From pregnancy scares to difficult birth, the truth is that the reality of fatherhood is going to be markedly different from what you imagine – pessimistic or optimistic – once you get there. And before you even start looking for the signs of pregnancy, you will need to play your part in helping conceive a child. So, to increase your chances of doing exactly that you may want to thinking about how you can boost your sperm count.
Boosting your sperm count
One thing’s for sure – unless a doctor tells you otherwise – there is not much point in spending money on products that claim to boost your sperm count as most of these have little, if any, efficacy. Instead, follow a few simple tips to aid your fertility.
Exercise could be a significant factor in boosting male fertility according to a 2014 study reported in the medical journal Reproduction.
Just three half hour sessions of exercise was shown to enhance sperm count in men for up to a month.
However, there is a pretty major caveat: too much exercise can have the reverse effect, participation in intense and demanding competitive sports such as cycling can lower the quality of your long-tailed swimmers. In fact, one 2009 Spanish study or triathletes by the Andalusian Center of Sports Medicine and the University of Las Palmas found that long periods of cycling damage the structure and quality of spermatozoids and could lead to fertility problems.
Moderate exercise was shown to be the best, which is likely to be a relief to those who don’t like their exercise too strenuous.
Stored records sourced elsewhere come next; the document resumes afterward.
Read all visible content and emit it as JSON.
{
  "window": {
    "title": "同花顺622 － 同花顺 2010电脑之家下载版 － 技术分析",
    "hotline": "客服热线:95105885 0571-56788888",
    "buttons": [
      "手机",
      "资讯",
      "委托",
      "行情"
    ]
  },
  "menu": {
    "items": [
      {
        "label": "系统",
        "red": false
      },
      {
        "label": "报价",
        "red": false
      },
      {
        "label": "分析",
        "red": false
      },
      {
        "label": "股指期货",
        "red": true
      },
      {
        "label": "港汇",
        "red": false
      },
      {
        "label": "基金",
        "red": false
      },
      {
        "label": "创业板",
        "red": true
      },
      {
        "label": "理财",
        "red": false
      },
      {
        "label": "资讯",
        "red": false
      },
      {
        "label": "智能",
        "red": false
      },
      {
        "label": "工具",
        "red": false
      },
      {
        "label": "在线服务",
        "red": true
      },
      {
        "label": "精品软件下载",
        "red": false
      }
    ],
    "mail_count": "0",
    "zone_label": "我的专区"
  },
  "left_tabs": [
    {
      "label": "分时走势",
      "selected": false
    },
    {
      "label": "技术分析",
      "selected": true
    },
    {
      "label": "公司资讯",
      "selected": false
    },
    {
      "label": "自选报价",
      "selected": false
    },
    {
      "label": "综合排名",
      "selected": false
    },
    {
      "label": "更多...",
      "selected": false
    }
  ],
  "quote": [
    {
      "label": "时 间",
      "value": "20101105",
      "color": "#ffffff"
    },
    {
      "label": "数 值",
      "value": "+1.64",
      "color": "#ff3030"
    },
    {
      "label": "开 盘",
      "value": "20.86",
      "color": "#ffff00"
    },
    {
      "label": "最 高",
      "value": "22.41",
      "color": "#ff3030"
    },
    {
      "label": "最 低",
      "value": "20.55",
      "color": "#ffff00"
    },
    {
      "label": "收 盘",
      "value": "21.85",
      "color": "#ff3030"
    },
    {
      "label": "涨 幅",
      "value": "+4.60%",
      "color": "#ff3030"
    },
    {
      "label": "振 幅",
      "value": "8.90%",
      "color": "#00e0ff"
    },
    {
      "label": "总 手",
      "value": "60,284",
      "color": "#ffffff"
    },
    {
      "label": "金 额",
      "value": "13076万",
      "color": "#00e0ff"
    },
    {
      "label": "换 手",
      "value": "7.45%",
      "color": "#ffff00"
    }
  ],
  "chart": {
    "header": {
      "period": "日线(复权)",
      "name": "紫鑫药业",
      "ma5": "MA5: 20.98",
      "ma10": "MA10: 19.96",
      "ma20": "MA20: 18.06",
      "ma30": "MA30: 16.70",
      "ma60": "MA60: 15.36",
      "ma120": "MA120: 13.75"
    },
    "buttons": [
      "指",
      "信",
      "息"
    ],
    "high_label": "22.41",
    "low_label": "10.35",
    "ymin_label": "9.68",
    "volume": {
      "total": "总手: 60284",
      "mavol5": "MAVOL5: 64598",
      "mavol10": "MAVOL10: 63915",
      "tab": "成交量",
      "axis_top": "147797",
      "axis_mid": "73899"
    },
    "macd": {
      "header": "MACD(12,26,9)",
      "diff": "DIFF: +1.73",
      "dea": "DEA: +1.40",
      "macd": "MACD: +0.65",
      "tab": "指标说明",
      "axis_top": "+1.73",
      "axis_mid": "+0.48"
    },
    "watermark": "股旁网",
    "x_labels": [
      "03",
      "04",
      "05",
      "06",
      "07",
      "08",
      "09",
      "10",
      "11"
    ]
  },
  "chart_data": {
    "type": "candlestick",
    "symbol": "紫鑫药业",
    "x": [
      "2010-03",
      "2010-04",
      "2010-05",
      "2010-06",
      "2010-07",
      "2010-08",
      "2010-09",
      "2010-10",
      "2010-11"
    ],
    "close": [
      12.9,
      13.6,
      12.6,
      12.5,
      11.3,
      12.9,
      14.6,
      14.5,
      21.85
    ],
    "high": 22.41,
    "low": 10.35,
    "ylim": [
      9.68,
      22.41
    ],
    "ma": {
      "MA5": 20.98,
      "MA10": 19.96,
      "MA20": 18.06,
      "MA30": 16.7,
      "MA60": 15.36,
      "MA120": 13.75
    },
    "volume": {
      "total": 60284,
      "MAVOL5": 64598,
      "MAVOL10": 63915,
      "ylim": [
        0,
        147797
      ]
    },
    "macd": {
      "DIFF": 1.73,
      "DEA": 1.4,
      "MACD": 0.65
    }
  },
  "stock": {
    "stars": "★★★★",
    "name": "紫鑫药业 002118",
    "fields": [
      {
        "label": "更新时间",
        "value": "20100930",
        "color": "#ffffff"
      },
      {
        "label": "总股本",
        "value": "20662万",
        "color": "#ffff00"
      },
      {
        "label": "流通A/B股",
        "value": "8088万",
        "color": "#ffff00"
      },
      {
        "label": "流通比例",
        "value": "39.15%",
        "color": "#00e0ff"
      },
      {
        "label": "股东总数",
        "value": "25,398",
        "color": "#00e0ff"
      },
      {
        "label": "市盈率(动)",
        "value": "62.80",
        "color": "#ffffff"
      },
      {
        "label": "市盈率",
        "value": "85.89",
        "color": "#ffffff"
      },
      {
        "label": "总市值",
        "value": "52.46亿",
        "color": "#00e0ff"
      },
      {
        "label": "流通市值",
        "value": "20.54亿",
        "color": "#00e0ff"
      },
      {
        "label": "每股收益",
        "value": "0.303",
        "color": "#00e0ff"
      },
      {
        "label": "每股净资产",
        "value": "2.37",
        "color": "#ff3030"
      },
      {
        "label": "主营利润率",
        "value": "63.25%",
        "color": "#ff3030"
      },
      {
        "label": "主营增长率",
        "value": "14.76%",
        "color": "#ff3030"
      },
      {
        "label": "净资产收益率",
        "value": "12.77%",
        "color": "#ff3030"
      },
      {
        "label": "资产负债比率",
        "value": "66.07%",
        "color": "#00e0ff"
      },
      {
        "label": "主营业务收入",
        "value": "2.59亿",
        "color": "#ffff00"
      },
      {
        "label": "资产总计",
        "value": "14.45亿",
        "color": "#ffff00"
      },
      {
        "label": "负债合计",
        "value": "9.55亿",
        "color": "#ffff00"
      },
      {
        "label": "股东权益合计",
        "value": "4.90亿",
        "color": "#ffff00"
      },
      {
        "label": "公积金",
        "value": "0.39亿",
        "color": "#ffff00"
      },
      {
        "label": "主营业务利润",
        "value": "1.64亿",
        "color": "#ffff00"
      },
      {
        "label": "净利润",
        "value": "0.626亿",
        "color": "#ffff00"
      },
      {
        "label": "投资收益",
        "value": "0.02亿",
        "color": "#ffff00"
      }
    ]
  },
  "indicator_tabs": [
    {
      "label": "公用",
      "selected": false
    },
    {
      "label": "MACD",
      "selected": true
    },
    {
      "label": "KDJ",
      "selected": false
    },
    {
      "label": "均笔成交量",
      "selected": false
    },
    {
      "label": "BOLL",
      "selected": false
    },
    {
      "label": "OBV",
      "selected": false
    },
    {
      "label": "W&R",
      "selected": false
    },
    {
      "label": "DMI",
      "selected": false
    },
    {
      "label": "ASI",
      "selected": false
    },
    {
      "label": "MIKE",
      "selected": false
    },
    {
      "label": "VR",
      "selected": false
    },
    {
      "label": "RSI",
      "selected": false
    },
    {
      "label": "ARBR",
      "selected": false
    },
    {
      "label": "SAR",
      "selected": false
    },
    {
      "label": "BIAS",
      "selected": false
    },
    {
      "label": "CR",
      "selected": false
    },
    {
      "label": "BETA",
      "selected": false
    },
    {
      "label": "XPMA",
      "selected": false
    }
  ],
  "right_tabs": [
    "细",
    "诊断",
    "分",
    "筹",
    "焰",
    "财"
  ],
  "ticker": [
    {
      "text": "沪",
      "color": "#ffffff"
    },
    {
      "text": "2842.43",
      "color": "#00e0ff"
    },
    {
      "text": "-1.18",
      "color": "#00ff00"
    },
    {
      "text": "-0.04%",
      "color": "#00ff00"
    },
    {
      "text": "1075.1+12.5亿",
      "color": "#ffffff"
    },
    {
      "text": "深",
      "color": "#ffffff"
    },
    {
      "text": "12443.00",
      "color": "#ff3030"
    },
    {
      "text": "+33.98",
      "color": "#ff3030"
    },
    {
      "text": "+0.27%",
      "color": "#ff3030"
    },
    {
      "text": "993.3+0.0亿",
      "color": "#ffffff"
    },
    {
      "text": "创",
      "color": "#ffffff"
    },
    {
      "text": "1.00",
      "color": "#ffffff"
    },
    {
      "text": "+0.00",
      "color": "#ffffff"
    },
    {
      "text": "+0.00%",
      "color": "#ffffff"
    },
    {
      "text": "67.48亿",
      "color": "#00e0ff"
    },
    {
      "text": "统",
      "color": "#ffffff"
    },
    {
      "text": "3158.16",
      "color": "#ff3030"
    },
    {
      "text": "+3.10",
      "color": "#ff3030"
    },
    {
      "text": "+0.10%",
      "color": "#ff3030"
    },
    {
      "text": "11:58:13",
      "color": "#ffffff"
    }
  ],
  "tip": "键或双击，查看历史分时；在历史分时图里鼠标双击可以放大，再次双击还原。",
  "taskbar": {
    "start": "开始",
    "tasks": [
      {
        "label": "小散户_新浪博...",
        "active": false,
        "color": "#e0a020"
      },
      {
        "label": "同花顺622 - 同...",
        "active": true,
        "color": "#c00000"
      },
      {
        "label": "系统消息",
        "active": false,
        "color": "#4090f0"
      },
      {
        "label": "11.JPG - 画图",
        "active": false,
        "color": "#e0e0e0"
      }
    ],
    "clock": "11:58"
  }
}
And one super side-effect: you will lose excess fat and help ensure that you are in better physical condition to endure the sleepless nights and stresses and strain that come with having a new baby.
Eating tomatoes may have a role in boosting both sperm count and sperm quality according to a 2014 study by Cleveland Clinic’s Center for Reproductive Medicine. Simon Fishel, co-founder of the world’s first IVF clinic, said that the American study affirmed the findings of earlier British studies. “In some cases it leads to a lowering of the rate of damaged sperm and in other cases you see an improvement in sperm movement.”
This is because tomatoes contain a chemical called lypocene. Sun-dried tomatoes are particularly lypocene-rich, so you might want to consider putting them in your lunchtime sandwich or your evening pasta. There is also an over-the-counter lactolycopene supplement, called XY Pro, which has previously been used as part of a University of Sheffield trial.
Keep it cool. We say this not only because heightened or chronic emotional stress might disrupt the hormones we rely on to produce sperm (try not to stress about this too much though) but also because the optimum temperature for sperm production is 34.5 degrees celsius, a little below a healthy body temperature. As such, avoid long hot baths (sorry fellas), keep out of the steam and sauna rooms and don’t plan any exotic holidays just yet. A three-year University of California study in 2007 found that five out of 11 men who stopped their hot bath routine experienced a sperm count rise of close to 500 per cent.
Try to stay relaxed. It’s a sure fire thing that if you get too worked up about your fertility, the longer it may take, or at least it will seem longer, to get pregnant. Almost all practitioners suggest that before you start worrying about it, relax and enjoy the time and sexual freedom you have with your partner while you are busy making your child. It will happen, and if it doesn’t there is plenty of research and medical alternatives for getting pregnant.